>>>>

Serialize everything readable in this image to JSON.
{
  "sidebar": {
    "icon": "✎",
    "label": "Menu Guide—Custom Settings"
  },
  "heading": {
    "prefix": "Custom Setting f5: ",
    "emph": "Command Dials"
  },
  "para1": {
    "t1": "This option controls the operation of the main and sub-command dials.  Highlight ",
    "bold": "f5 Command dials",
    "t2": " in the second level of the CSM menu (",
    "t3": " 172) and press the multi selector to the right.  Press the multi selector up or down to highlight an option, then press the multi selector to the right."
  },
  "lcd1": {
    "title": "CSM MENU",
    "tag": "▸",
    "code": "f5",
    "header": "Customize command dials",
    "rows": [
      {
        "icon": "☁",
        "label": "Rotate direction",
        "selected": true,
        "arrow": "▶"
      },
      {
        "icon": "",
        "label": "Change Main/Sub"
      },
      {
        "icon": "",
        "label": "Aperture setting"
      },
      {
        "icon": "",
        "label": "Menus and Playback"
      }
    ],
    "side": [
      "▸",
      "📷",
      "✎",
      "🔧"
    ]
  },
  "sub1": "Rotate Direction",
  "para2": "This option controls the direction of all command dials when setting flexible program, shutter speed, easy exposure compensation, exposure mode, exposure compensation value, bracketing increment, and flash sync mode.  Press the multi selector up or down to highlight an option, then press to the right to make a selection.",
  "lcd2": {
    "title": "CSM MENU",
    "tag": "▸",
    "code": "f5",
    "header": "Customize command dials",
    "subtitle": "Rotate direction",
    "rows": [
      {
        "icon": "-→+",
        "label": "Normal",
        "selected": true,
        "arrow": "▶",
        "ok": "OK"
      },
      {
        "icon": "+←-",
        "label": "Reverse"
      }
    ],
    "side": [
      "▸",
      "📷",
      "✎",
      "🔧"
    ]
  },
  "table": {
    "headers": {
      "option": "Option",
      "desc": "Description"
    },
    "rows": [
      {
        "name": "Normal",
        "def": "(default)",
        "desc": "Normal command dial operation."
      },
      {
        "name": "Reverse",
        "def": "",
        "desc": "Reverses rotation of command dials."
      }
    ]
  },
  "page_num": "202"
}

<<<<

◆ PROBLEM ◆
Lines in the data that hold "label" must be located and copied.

◆ OUTPUT BELOW ◆
    "label": "Menu Guide—Custom Settings"
        "label": "Rotate direction",
        "label": "Change Main/Sub"
        "label": "Aperture setting"
        "label": "Menus and Playback"
        "label": "Normal",
        "label": "Reverse"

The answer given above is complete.